» **Task item**: Your response should match the records line for line.

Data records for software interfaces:
·····

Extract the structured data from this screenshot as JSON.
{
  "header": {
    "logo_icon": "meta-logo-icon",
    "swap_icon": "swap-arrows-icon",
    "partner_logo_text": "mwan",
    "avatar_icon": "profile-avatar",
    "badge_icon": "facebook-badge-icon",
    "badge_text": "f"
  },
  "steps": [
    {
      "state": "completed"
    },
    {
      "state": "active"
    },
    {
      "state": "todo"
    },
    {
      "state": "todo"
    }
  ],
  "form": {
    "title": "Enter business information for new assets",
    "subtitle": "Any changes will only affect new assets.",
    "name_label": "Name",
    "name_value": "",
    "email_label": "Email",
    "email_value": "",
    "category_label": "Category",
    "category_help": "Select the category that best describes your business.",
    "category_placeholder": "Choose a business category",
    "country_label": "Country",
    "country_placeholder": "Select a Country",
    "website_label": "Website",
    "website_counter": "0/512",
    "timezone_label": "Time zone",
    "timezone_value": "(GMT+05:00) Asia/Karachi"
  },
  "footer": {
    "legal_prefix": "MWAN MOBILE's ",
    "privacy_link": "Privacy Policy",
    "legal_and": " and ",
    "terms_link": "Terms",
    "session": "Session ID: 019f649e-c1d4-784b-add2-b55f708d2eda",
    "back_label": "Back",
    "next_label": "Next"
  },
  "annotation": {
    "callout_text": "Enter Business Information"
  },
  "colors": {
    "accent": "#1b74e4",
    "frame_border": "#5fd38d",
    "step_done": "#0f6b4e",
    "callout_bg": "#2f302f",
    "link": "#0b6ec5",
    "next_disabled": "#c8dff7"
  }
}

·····

» **Response area**:
Extract the structured data from this screenshot as JSON.
{
  "header": {
    "logo_icon": "meta-logo-icon",
    "swap_icon": "swap-arrows-icon",
    "partner_logo_text": "mwan",
    "avatar_icon": "profile-avatar",
    "badge_icon": "facebook-badge-icon",
    "badge_text": "f"
  },
  "steps": [
    {
      "state": "completed"
    },
    {
      "state": "active"
    },
    {
      "state": "todo"
    },
    {
      "state": "todo"
    }
  ],
  "form": {
    "title": "Enter business information for new assets",
    "subtitle": "Any changes will only affect new assets.",
    "name_label": "Name",
    "name_value": "",
    "email_label": "Email",
    "email_value": "",
    "category_label": "Category",
    "category_help": "Select the category that best describes your business.",
    "category_placeholder": "Choose a business category",
    "country_label": "Country",
    "country_placeholder": "Select a Country",
    "website_label": "Website",
    "website_counter": "0/512",
    "timezone_label": "Time zone",
    "timezone_value": "(GMT+05:00) Asia/Karachi"
  },
  "footer": {
    "legal_prefix": "MWAN MOBILE's ",
    "privacy_link": "Privacy Policy",
    "legal_and": " and ",
    "terms_link": "Terms",
    "session": "Session ID: 019f649e-c1d4-784b-add2-b55f708d2eda",
    "back_label": "Back",
    "next_label": "Next"
  },
  "annotation": {
    "callout_text": "Enter Business Information"
  },
  "colors": {
    "accent": "#1b74e4",
    "frame_border": "#5fd38d",
    "step_done": "#0f6b4e",
    "callout_bg": "#2f302f",
    "link": "#0b6ec5",
    "next_disabled": "#c8dff7"
  }
}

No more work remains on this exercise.